- Fewer open hills as the river enters a more forested area.
For the next several miles, the river flows thru three large
but progressively tighter horseshoe bends.
- Long class II+ rapid that disappears around a left turn.
- Mill Creek enters on the right; private dirt road enters the canyon.
- Forest turns to brush.
- Beautiful rock-lined narrows.
- Hayshed Creek enters on the left, making a good side hike.
- Thatcher Creek enters on the left. Possible campsites.
- Elk Creek enters on the left. Good campsites, but private property.
- 18 ?
- Great campsite on river right. On the outside of a lefthand bend,
there is a big sandy area with large rocks, and a small lake cut-off
from the river.
- A blue rock slide creates minor class II rapids to interrupt the calm.
Green serpentine rock veins are visible as the river flows southwest.
- The river turns right and flows northwest (into the wind).
- In a field on the right, a private dirt road would make great access.
Just below, the river arcs around the left side of a wide boulder bar.
- Skinny Chutes, class IV-, scout left or right
Recognition: heavily eroded rocks on right bank. The river suddenly
splits, with most of the water dropping into the lefthand channel.
The current passes thru some constricted drops among big boulders,
most easily run on the left side at moderate flows. At low flows
it is hard to get a raft thru here.
- Salt Creek enters on the left.
- Salt Creek rapid, class III
Prepare to land and scout, probably on the right bank below.
The left bank is mucked up by remnants of a defunct coal mine.
- Coal Mine Falls, class V-, scout right.
This rapid probably changes from year to year, especially after floods.
In 1997 it could be easily lined on the right, or run starting from
a small eddy on the right. Kayakers often carry the first drop on
the left and then run the remaining two big drops. The first drop
is the toughest, because of sharp drops, menacing holes, and undercuts.
The second and third drops are a bit easier, and at moderately low
flows, there is time and space to set up safety between the sections.

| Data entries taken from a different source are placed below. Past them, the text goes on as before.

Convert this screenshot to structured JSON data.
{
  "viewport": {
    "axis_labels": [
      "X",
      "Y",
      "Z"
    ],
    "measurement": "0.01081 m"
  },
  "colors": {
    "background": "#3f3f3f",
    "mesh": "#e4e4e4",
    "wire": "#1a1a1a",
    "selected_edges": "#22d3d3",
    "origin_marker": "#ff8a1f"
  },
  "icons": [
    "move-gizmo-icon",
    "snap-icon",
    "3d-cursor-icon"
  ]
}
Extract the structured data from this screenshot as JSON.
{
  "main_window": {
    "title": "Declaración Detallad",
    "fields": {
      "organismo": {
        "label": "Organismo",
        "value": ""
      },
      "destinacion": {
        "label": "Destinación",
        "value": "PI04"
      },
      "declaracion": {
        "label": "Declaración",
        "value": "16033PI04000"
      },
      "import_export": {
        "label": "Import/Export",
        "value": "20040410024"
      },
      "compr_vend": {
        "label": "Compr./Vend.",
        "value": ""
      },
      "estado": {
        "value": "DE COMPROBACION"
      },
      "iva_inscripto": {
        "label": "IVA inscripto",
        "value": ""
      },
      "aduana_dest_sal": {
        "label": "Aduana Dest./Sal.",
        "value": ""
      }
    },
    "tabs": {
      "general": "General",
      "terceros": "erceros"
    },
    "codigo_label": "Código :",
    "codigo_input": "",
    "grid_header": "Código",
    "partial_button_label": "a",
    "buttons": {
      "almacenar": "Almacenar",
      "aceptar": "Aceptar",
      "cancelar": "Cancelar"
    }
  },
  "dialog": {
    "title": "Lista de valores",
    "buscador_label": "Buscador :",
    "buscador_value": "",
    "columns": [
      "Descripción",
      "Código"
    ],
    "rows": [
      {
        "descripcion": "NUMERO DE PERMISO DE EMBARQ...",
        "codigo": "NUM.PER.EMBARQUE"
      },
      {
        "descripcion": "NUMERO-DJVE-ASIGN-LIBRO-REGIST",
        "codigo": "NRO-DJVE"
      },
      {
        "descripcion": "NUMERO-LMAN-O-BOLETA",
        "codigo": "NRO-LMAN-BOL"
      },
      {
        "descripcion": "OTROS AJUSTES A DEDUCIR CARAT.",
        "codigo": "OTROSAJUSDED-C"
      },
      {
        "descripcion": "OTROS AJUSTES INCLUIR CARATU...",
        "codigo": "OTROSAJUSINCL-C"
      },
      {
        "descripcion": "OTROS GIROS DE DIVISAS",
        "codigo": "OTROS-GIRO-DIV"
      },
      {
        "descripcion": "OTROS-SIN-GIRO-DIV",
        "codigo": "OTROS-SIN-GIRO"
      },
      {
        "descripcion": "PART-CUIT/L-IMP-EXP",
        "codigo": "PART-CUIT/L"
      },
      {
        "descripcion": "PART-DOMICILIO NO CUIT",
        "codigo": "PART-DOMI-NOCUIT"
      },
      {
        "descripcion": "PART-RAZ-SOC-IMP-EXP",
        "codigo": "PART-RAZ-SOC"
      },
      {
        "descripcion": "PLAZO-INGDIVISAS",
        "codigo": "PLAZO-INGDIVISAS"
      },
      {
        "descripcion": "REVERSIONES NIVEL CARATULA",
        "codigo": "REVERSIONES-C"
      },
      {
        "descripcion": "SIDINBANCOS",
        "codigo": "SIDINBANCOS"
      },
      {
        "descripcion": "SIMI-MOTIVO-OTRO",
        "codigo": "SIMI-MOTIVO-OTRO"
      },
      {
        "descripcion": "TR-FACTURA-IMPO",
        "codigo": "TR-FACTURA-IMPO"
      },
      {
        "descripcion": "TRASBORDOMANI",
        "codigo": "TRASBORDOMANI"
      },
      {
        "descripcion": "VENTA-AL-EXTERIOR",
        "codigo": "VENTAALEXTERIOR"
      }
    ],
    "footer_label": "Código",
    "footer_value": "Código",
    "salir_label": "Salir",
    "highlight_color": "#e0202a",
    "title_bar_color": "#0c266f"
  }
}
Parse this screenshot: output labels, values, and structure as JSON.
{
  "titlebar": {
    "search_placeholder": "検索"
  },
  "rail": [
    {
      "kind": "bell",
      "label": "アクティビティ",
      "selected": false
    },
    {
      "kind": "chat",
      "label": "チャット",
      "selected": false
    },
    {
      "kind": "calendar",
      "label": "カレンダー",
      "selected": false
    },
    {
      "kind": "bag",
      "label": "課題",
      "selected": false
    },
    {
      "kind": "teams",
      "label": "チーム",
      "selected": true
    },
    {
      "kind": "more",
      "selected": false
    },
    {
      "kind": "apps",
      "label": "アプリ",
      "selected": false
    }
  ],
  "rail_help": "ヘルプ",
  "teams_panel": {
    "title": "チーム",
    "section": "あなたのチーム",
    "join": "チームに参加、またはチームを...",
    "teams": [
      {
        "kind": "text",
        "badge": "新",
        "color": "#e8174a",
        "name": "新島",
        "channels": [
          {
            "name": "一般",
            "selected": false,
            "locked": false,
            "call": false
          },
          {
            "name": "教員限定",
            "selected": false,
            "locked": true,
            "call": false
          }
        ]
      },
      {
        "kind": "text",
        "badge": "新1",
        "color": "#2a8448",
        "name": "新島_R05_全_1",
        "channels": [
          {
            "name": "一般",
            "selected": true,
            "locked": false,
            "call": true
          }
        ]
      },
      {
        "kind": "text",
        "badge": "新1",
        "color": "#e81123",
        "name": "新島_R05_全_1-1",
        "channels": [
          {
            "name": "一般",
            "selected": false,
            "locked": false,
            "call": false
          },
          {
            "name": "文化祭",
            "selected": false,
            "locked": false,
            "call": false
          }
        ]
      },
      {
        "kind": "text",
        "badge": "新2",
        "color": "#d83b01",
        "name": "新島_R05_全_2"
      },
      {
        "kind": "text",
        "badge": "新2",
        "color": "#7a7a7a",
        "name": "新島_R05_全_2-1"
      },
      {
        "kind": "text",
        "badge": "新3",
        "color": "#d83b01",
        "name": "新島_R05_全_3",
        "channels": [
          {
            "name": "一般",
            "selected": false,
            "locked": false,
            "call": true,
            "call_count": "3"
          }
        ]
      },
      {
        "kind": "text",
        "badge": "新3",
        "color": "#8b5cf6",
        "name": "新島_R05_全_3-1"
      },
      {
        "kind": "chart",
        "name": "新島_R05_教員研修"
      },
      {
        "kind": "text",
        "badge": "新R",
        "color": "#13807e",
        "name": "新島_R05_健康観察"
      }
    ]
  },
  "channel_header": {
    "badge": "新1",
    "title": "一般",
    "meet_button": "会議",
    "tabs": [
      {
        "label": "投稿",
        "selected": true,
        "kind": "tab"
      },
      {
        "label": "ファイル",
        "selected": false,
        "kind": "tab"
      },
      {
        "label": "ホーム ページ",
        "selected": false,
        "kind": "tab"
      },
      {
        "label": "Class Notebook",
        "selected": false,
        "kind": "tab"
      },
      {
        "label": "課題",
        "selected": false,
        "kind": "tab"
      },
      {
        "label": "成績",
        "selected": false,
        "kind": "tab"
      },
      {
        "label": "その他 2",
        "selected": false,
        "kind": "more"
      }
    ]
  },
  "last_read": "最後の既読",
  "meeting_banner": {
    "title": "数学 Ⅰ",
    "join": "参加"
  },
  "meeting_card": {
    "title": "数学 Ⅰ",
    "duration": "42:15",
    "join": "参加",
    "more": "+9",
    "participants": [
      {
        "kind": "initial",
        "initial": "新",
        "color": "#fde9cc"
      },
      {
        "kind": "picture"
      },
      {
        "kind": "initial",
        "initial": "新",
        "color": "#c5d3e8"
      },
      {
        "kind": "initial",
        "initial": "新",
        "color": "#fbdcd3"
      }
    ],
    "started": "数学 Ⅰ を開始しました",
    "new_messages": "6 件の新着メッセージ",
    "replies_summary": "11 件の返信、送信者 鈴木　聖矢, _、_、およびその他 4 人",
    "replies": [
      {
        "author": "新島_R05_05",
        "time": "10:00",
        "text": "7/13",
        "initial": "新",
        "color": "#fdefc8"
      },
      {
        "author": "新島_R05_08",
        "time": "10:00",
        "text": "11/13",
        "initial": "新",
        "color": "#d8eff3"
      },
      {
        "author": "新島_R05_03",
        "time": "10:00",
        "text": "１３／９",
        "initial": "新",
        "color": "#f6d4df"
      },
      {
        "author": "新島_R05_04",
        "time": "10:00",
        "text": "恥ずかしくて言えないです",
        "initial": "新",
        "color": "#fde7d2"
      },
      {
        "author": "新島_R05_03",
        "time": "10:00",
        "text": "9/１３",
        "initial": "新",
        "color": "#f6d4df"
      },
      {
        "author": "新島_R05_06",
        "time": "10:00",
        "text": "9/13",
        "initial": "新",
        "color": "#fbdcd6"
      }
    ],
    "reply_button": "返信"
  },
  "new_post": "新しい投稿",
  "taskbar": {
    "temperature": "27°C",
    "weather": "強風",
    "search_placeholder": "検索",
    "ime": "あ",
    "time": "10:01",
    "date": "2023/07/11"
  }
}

- The river enters a deep canyon containing many class II+ rapids.
This was the planned site of the controversial Dos Rios dam,
which Governor Reagan cancelled, remarking,
“we've already done enough to the Indians.”
- Swallow Rock, class III+
The river turns right and swings sharply around a 150' monolith
that is home to many birds. At the base is a rapid containing
some powerful holes. This rapid is visible from the shuttle road.
- Covelo road bridge overhead. A gravel and boulder bar below offers
a good take-out, where a bad road climbs to the parking lot above.
To reach put-in, cross the bridge, turn right, and continue on Covelo road
to the Round Valley Indian reservation.
One mile north of Covelo,
turn right onto Mendocino Pass road (follow highway 162 signs)
and continue about 10 miles to where the road crosses the middle fork.
You can put in anywhere near the bridge.
The USFS campsite is a right turn just past the bridge.
Map of Rivers